The Barn is a 10-week internship program
Last week kicked off another session of The Barn, BBH NY’s 10-week internship program. The Barn brings in 6 interns, divides them into two teams and has them compete on a 3-word creative brief (last session’s was “Do good, famously” but we can’t tell you this one just yet).
It’s a fantastic program, run by Heidi Hackemer, Dane Larsen and Jordan Kramer. As I work with my new team (I’m the Advisor for Team Moose*), I’m reminded of how such a program broadens our agency’s thinking as much as it does the interns’.
My team last session had a fantastic idea to give 4 homeless men a voice via Twitter as part of a project called Underheard. That experience made me fundamentally rethink the role non-profits play in a world where motivated audiences self-organize and work (a theme we’ve discussed before).
In fact, Underheard showed me the limitations inherent to straight-forward marketing by non-profits. Generally, their missions—and resulting communication—are highly focused. Take, for instance, the mission statements of two of my favorite non-profits here in the US.
Feeding America: “Our mission is to feed America’s hungry through a nationwide network of member food banks and engage our country in the fight to end hunger.”
National Resource Defense Council: “We use law, science and the support of 1.3 million members and online activists to protect the planet’s wildlife and wild places and to ensure a safe and healthy environment for all living things.”
Both organizations are clear not only in what they want to achieve, but also their means: food banks and legal action, respectively.
This fairly typical behavior makes it clear and easy for me to engage. Their cause is established. If I choose to support any cause, I’ll do so via an organization that uses the means I believe most effective. So of course a non-profit should outline the micro-actions I can take as a concerned citizen to help, right?
I’m no longer convinced that’s the only solution. Underheard (not an organization of any kind, to be explicitly clear) was simply a platform for homeless individuals. It didn’t specifically ask people to donate, nor did it edit what happened (when giving homeless individuals a voice, it should be no surprise some of what we heard fell outside of anything an organization would ever endorse). Nonetheless, people regularly contacted the interns to help the four men in ways they deemed best. At one point, someone in Australia paid for 2 transit tickets Albert (one of the four Tweeters) received. Those tickets totaled $200, beyond any reasonable amount Albert could have gathered on his own. Similarly, Danny was offered help to write his story by someone in Wisconsin. This desire to tell his story was something he brought up a few times including at the very outset of being selected for the project. Neither of these were ever explicit requests. In fact, financial help was offered regularly, but no one ever said they’d like to donate generally. Every financial offering was tied to a specific individual and incident. The offer was never $200. It was to pay for those daunting tickets. The offer wasn’t to fund a book; it was to help write it.

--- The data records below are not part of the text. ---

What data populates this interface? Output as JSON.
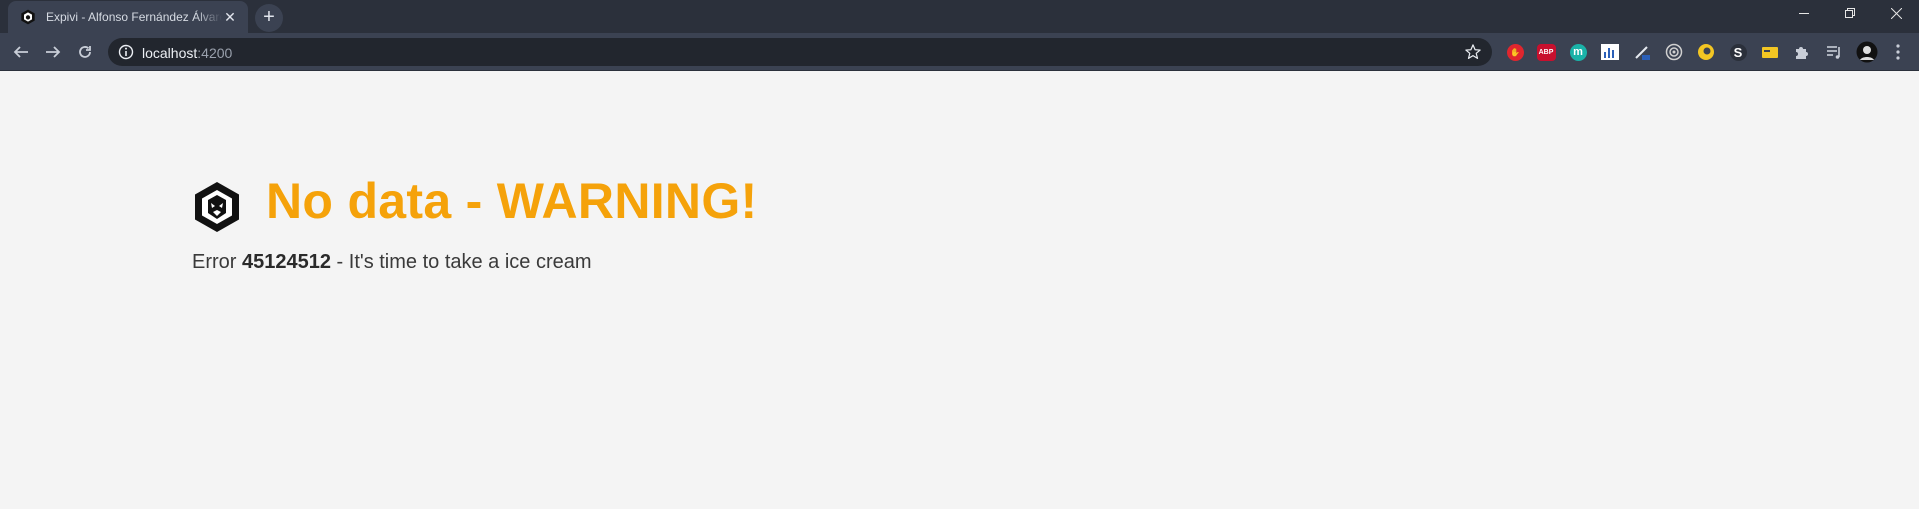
{
  "browser": {
    "tab_title": "Expivi - Alfonso Fernández Álvarez",
    "url_host": "localhost",
    "url_port": ":4200",
    "new_tab_icon": "plus-icon",
    "extensions": [
      {
        "name": "adblock-hand",
        "color": "#e0262e",
        "text": ""
      },
      {
        "name": "abp",
        "color": "#c8102e",
        "text": "ABP"
      },
      {
        "name": "m-extension",
        "color": "#1ab2a8",
        "text": "m"
      },
      {
        "name": "bar-chart-ext",
        "color": "#ffffff",
        "text": ""
      },
      {
        "name": "pen-ext",
        "color": "#5b8def",
        "text": ""
      },
      {
        "name": "target-ext",
        "color": "#d0d0d0",
        "text": ""
      },
      {
        "name": "yellow-circle-ext",
        "color": "#f3c623",
        "text": ""
      },
      {
        "name": "s-ext",
        "color": "#2b303b",
        "text": "S"
      },
      {
        "name": "yellow-folder-ext",
        "color": "#f3c623",
        "text": ""
      },
      {
        "name": "puzzle-ext",
        "color": "#c9ced8",
        "text": ""
      },
      {
        "name": "media-ext",
        "color": "#c9ced8",
        "text": ""
      },
      {
        "name": "avatar",
        "color": "#111111",
        "text": ""
      }
    ]
  },
  "content": {
    "heading": "No data - WARNING!",
    "error_prefix": "Error ",
    "error_code": "45124512",
    "error_suffix": " - It's time to take a ice cream",
    "accent_color": "#f5a20a"
  }
}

It seems people will determine the appropriate means of contributing if the right system is in place. In this case, the only pieces required were a platform to communicate (pre-paid phones to tweet from) and someone spreading the word. It’s similar to how a free-to-use site like Craigslist can turn commerce upside down via collaborative consumption. Craigslist never set out to extend the life of products or help communities consume more efficiently; it just happened to be the platform on which such consequences transpire.
All of this opened my mind to a new possibility. Could a non-profit exist simply as a platform for those that may need help with no instructions or systems in place to actually help? Sure, a number of organizations already use social media to push their causes and seek help, but they are generally speaking to existing supporters– and they’re outlining what they need. Could an extremely low-cost platform serve solely as scaffolding to let people connect their own solutions to narratives told by people in need?
Currently, people in need use the internet to ask for help all the time, but to a very limited audience. Their best-case scenario is having their need adopted by a cause that will help them. But what about all those people that could decide how to help without an organization outlining how? Is there a scalable solution between being a collection of individuals in need and being a formal organization requiring funds to operate? Could a platform that simply makes voices heard but doesn’t actually have an agenda successfully exist? Perhaps it’s a Craigslist-meets-Kickstarter-meets-Twitter for people to tell stories in a culture that is clearly intended to seek assistance, but in no specified fashion. The possibilities seem pleasantly ambiguous and endless.
Now, that may be the dumbest idea ever. That’s not the point. The point is how much my mind was opened by people with limited resources and experience answering an open-ended brief.
The point is intern inspiration.
I can’t wait to see what this new group of interns does. No matter what they do, I’m sure I’ll be inspired in some way. That’s a fantastic investment for any company to make.
*Follow this summer’s Team Moose interns on Twitter: Jennifer Huang (@jennnifurby), Haywood Watkins III (@4eyesandbowties), and Stephanie Krivitzky (@ihearthummus).